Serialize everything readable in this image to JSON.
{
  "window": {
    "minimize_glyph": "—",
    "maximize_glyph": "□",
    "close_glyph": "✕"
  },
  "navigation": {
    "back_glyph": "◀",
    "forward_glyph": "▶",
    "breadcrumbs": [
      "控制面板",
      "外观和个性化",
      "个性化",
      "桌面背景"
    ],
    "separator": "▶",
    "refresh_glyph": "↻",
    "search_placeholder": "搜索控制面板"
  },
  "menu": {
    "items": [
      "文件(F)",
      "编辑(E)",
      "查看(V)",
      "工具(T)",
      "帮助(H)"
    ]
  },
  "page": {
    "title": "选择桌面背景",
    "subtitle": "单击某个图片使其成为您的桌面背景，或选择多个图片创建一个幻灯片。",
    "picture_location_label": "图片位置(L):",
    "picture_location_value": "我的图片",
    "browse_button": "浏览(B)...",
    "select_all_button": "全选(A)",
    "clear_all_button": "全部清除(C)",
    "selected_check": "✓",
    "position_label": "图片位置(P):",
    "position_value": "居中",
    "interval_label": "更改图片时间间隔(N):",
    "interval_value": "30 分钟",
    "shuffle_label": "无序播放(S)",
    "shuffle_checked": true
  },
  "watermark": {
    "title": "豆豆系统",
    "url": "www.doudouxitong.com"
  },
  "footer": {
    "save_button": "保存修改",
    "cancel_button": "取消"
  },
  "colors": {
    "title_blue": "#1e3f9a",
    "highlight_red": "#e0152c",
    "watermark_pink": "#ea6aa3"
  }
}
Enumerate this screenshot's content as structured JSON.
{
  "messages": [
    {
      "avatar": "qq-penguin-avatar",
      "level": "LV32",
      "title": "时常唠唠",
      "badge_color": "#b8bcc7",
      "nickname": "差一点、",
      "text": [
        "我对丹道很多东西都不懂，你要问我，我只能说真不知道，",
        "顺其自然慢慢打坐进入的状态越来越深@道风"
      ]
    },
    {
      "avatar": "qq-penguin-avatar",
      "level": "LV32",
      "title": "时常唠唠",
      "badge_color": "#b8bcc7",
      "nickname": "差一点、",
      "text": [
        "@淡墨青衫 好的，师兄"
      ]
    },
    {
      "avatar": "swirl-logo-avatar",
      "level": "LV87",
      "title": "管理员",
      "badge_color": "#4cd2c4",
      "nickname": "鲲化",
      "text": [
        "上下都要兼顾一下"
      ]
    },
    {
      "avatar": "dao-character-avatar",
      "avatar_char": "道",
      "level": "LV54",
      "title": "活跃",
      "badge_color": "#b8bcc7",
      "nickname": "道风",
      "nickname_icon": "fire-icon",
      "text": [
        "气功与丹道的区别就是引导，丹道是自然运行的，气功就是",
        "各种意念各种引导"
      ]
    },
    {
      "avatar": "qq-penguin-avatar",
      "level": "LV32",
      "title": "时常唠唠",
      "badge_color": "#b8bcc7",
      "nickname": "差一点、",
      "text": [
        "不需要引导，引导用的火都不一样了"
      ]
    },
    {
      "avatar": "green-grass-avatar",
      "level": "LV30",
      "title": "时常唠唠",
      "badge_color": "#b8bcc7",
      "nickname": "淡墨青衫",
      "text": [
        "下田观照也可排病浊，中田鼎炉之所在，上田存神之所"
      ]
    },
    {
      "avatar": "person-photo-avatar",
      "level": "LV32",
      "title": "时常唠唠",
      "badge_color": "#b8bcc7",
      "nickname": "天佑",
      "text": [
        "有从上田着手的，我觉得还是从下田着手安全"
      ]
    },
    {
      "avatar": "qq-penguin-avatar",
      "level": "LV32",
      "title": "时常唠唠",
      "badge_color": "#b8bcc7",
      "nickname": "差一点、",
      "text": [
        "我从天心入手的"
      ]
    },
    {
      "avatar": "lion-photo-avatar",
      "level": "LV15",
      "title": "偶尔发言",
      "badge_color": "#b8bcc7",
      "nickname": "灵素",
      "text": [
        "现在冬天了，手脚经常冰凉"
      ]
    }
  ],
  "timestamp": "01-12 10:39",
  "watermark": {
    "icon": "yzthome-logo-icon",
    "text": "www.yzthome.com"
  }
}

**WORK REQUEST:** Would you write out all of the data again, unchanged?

**ANSWER SPACE:**
Serialize everything readable in this image to JSON.
{
  "window": {
    "minimize_glyph": "—",
    "maximize_glyph": "□",
    "close_glyph": "✕"
  },
  "navigation": {
    "back_glyph": "◀",
    "forward_glyph": "▶",
    "breadcrumbs": [
      "控制面板",
      "外观和个性化",
      "个性化",
      "桌面背景"
    ],
    "separator": "▶",
    "refresh_glyph": "↻",
    "search_placeholder": "搜索控制面板"
  },
  "menu": {
    "items": [
      "文件(F)",
      "编辑(E)",
      "查看(V)",
      "工具(T)",
      "帮助(H)"
    ]
  },
  "page": {
    "title": "选择桌面背景",
    "subtitle": "单击某个图片使其成为您的桌面背景，或选择多个图片创建一个幻灯片。",
    "picture_location_label": "图片位置(L):",
    "picture_location_value": "我的图片",
    "browse_button": "浏览(B)...",
    "select_all_button": "全选(A)",
    "clear_all_button": "全部清除(C)",
    "selected_check": "✓",
    "position_label": "图片位置(P):",
    "position_value": "居中",
    "interval_label": "更改图片时间间隔(N):",
    "interval_value": "30 分钟",
    "shuffle_label": "无序播放(S)",
    "shuffle_checked": true
  },
  "watermark": {
    "title": "豆豆系统",
    "url": "www.doudouxitong.com"
  },
  "footer": {
    "save_button": "保存修改",
    "cancel_button": "取消"
  },
  "colors": {
    "title_blue": "#1e3f9a",
    "highlight_red": "#e0152c",
    "watermark_pink": "#ea6aa3"
  }
}
Enumerate this screenshot's content as structured JSON.
{
  "messages": [
    {
      "avatar": "qq-penguin-avatar",
      "level": "LV32",
      "title": "时常唠唠",
      "badge_color": "#b8bcc7",
      "nickname": "差一点、",
      "text": [
        "我对丹道很多东西都不懂，你要问我，我只能说真不知道，",
        "顺其自然慢慢打坐进入的状态越来越深@道风"
      ]
    },
    {
      "avatar": "qq-penguin-avatar",
      "level": "LV32",
      "title": "时常唠唠",
      "badge_color": "#b8bcc7",
      "nickname": "差一点、",
      "text": [
        "@淡墨青衫 好的，师兄"
      ]
    },
    {
      "avatar": "swirl-logo-avatar",
      "level": "LV87",
      "title": "管理员",
      "badge_color": "#4cd2c4",
      "nickname": "鲲化",
      "text": [
        "上下都要兼顾一下"
      ]
    },
    {
      "avatar": "dao-character-avatar",
      "avatar_char": "道",
      "level": "LV54",
      "title": "活跃",
      "badge_color": "#b8bcc7",
      "nickname": "道风",
      "nickname_icon": "fire-icon",
      "text": [
        "气功与丹道的区别就是引导，丹道是自然运行的，气功就是",
        "各种意念各种引导"
      ]
    },
    {
      "avatar": "qq-penguin-avatar",
      "level": "LV32",
      "title": "时常唠唠",
      "badge_color": "#b8bcc7",
      "nickname": "差一点、",
      "text": [
        "不需要引导，引导用的火都不一样了"
      ]
    },
    {
      "avatar": "green-grass-avatar",
      "level": "LV30",
      "title": "时常唠唠",
      "badge_color": "#b8bcc7",
      "nickname": "淡墨青衫",
      "text": [
        "下田观照也可排病浊，中田鼎炉之所在，上田存神之所"
      ]
    },
    {
      "avatar": "person-photo-avatar",
      "level": "LV32",
      "title": "时常唠唠",
      "badge_color": "#b8bcc7",
      "nickname": "天佑",
      "text": [
        "有从上田着手的，我觉得还是从下田着手安全"
      ]
    },
    {
      "avatar": "qq-penguin-avatar",
      "level": "LV32",
      "title": "时常唠唠",
      "badge_color": "#b8bcc7",
      "nickname": "差一点、",
      "text": [
        "我从天心入手的"
      ]
    },
    {
      "avatar": "lion-photo-avatar",
      "level": "LV15",
      "title": "偶尔发言",
      "badge_color": "#b8bcc7",
      "nickname": "灵素",
      "text": [
        "现在冬天了，手脚经常冰凉"
      ]
    }
  ],
  "timestamp": "01-12 10:39",
  "watermark": {
    "icon": "yzthome-logo-icon",
    "text": "www.yzthome.com"
  }
}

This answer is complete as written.